RPM Transmissions has evolved a lot since it opened in 2005 in Daleville, Indiana, and relocated to Anderson, Indiana, in 2011.
Yes, it has. We modify, build, and repair automatic and manual transmissions. Our focus is on GM automatic overdrive transmissions and Tremec manual transmissions. We have a niche market and want to stay there and not get into things we don’t know about. The Corvette market has always been our biggest market, and we also do Corvette differentials. For all these years, we worked on street car stuff, and when we started racing with the NMCA, we started doing transmissions for race cars. Now, we need to start looking at some other forms of racing that we had previously stayed away from. In one building, we have six builders, a shipping and receiving department, sales people, and a person who takes transmissions in and out of our shop, and Kenny Johnson takes care of all of the race car stuff. In another building, we have a chassis dyno. Some people think we assemble engines, but really, we just assemble our own engines for our own race cars.
Would you say you work mostly with strip vehicles or street vehicles?
We do way more street stuff. Actually, I would say we do 90 percent street stuff and 10 percent strip stuff. If you go to a Chevrolet Performance Challenge Series race and then an NMCA race, you’ll notice that there are a lot more cars with our transmissions in them at the Chevrolet Performance Challenge Series race than at the NMCA race.
What are some of your most popular products?
That would be the 4L60E and 4L80E, which are GM automatic transmissions, but we also do manual transmissions. In 2018, we will be in the 6L80 market, and that’s the transmission that replaced the 4L80E for the 2010 and newer Camaros, Corvettes, trucks and other vehicles. We do a bunch of those for vendors, but we really need to do those for anybody and pick up that market.
The Turbo 400 seems to be a popular transmission at the race track.
Yes, and I personally build all of the Turbo 400s at the shop. It’s robust, and it simply doesn’t fail. It’s the final go-to and end-all transmission for a lot of people. Once people get past the realm of a street car, they put in a Turbo 400 because they’re tired of the overdrive transmissions failing.
In addition to transmissions for street and strip vehicles, RPM Transmissions offers transmissions for half-mile racing.
The half-mile racing, which is all based on mph, is really popular all over the country, but especially in Texas—it’s huge.
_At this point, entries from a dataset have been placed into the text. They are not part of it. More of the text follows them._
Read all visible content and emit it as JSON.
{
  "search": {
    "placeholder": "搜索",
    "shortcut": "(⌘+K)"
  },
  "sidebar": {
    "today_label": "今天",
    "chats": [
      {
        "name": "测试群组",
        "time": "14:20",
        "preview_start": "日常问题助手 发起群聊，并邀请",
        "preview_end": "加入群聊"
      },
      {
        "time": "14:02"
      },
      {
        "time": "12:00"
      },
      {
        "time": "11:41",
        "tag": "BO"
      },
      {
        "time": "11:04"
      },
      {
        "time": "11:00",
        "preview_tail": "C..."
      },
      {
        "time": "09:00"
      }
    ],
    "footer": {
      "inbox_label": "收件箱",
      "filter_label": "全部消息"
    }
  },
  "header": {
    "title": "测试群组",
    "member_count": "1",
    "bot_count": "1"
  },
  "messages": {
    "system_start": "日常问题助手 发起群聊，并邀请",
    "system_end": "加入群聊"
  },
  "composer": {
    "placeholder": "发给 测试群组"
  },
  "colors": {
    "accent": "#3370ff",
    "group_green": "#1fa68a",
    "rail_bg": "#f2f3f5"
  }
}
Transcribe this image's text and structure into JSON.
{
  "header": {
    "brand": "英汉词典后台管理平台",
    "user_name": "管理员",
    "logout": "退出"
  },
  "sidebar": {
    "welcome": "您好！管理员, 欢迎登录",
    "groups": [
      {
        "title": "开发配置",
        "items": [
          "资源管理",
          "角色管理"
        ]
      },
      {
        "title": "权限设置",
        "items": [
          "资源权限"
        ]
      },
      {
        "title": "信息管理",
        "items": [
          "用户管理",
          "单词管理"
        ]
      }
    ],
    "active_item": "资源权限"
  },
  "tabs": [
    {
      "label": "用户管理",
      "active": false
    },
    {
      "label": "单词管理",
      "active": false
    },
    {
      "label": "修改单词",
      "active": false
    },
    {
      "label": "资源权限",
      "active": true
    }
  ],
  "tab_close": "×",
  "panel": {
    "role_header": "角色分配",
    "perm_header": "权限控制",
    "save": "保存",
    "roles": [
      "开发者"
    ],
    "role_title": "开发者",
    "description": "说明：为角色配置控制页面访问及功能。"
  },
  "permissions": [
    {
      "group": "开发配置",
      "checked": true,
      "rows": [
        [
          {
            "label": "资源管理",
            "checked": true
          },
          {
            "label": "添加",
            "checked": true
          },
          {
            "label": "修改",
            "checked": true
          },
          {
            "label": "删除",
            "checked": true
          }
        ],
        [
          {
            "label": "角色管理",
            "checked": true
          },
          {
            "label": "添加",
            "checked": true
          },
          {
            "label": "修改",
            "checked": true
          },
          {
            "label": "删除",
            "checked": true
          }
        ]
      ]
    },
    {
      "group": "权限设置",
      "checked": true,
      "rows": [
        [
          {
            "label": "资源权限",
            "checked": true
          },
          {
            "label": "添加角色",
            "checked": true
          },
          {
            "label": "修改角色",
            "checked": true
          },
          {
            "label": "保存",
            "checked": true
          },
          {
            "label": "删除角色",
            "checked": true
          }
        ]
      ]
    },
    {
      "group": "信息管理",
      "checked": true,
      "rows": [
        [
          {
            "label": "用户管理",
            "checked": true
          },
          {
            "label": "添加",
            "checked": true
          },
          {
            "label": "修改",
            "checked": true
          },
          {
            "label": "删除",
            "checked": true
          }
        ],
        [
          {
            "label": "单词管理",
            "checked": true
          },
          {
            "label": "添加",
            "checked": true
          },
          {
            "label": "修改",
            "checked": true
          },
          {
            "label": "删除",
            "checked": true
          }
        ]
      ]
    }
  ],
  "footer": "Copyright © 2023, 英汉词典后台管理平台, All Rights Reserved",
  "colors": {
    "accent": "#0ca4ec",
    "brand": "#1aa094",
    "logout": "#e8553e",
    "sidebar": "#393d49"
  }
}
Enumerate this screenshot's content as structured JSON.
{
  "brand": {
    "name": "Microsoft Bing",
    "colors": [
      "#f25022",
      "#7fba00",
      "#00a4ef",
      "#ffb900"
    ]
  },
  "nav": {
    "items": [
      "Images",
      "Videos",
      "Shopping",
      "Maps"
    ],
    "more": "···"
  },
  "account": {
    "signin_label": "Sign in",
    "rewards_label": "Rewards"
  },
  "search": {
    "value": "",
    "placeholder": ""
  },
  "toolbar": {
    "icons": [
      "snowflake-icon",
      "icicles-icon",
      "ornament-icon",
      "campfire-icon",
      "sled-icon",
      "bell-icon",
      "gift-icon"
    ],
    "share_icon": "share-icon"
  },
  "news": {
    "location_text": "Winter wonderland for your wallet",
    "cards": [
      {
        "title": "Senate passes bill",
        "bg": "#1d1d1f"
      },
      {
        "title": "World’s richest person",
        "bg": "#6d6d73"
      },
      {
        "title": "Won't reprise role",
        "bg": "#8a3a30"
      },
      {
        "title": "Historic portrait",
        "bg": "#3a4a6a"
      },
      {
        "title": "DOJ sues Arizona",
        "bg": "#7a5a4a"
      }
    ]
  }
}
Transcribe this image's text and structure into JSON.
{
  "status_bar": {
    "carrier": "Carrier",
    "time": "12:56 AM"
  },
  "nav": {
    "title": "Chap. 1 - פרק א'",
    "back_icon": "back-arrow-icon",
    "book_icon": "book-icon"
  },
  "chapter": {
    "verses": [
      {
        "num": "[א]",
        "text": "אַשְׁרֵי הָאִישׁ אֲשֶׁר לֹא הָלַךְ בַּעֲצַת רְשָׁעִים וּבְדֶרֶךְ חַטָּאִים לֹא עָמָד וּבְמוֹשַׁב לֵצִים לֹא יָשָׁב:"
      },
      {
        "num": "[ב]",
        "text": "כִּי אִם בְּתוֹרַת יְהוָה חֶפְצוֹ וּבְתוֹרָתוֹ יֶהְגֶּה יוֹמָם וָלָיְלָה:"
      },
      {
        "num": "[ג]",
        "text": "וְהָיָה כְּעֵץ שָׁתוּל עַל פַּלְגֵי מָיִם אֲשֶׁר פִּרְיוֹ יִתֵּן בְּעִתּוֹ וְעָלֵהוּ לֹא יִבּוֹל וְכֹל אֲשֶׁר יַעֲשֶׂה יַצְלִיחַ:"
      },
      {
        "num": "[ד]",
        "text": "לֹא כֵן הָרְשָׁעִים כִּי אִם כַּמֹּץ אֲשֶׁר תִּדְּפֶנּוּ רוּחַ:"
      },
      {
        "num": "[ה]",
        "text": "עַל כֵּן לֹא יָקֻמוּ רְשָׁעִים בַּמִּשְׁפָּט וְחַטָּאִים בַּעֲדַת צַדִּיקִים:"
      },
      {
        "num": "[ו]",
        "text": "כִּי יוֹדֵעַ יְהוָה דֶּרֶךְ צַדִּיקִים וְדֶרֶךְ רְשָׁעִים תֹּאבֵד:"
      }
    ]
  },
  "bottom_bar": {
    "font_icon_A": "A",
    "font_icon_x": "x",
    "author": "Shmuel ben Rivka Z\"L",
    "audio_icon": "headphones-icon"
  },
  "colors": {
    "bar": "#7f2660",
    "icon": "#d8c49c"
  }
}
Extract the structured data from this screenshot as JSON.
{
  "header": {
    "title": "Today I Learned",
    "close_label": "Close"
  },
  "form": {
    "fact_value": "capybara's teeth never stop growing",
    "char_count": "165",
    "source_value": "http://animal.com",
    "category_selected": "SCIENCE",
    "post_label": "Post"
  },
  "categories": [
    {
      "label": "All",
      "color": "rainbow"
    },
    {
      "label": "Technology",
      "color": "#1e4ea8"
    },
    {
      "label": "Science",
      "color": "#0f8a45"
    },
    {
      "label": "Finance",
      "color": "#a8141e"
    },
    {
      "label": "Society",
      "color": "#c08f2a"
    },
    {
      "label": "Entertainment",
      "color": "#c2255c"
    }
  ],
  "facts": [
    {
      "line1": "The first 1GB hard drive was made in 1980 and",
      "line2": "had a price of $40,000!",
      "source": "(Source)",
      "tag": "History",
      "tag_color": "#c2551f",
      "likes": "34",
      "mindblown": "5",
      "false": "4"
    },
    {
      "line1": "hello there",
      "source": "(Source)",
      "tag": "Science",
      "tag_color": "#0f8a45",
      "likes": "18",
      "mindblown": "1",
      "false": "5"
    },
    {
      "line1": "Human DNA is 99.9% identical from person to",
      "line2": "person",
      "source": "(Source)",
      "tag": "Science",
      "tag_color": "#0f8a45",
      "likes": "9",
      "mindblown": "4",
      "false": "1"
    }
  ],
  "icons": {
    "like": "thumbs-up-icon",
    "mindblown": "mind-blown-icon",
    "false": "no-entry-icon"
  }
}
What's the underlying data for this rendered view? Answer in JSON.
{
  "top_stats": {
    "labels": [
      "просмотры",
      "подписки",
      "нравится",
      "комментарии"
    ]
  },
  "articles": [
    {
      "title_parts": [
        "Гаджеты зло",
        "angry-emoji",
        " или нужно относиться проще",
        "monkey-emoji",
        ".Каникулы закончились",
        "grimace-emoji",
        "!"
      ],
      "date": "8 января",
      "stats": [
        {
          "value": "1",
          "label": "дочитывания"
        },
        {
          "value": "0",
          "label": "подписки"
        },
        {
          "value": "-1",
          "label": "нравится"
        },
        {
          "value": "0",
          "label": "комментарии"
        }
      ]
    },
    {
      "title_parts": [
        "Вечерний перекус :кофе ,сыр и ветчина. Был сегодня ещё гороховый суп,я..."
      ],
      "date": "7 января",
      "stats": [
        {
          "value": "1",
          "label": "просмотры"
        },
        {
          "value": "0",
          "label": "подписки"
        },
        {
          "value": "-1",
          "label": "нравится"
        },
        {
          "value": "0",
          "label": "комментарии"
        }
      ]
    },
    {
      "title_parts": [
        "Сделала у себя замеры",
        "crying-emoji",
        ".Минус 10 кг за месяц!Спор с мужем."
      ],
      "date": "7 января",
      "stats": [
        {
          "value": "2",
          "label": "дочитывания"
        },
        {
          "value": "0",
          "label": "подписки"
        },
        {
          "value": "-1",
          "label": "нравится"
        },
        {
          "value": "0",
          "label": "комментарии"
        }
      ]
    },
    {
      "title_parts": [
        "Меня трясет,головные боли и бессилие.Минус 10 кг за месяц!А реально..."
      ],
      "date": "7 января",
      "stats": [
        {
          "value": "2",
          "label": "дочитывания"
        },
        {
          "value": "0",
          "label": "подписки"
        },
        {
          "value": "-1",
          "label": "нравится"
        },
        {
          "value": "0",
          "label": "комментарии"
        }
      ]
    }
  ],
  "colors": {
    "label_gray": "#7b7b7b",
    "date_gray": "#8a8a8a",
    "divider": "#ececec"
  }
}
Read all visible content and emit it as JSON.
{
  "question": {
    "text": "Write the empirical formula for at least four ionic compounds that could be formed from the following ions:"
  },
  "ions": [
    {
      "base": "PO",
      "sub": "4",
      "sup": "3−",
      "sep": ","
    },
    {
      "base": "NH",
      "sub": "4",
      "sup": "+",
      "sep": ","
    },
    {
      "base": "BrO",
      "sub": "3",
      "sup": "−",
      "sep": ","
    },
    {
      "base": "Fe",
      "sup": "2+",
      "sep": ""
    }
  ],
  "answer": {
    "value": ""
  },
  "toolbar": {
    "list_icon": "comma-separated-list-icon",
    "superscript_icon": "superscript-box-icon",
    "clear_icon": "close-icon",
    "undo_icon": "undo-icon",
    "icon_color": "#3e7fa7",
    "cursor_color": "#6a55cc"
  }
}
The events typically take place on runways at closed airports, and cars likes Corvettes, GTRs, Lamborghinis make 1,000 to 2,000 horsepower, but don’t have the drivetrain to support that, so they leave the line softly, but once they get going, they really go. Some of the Underground Racing Lamborghinis are 240 mph in the half-mile, and our Corvette market is right around 200 mph in the half-mile.
Your products and your service are ever-evolving.
That’s right. Just about every day we learn something new and use something new. We have to, because everything is constantly changing, and there’s always going to be a better way to do something.
We’ve seen you working on transmissions for customers—and even non-customers—when you’re racing with Camren. How do you juggle helping them and helping him?
I definitely can’t recall a single race where I wasn’t helping a racer with their trans, and that’s okay. It seems that it’s about 50 percent helping customers and 50 percent helping Camren, so we’re fortunate that we have a good car that doesn’t require a whole lot of maintenance between rounds.
You’re humble about your success.
That’s because I relate all of my success to my staff. I wouldn’t be able to do anything without the guys who work with me, and who have been with me for so long and truly care about the business. There are 16 of us now, and when some of us are gone for racing, the rest of them holds the fort down and keep the workflow going.
(Interview from the February 2018 issue of Fastest Street Car.)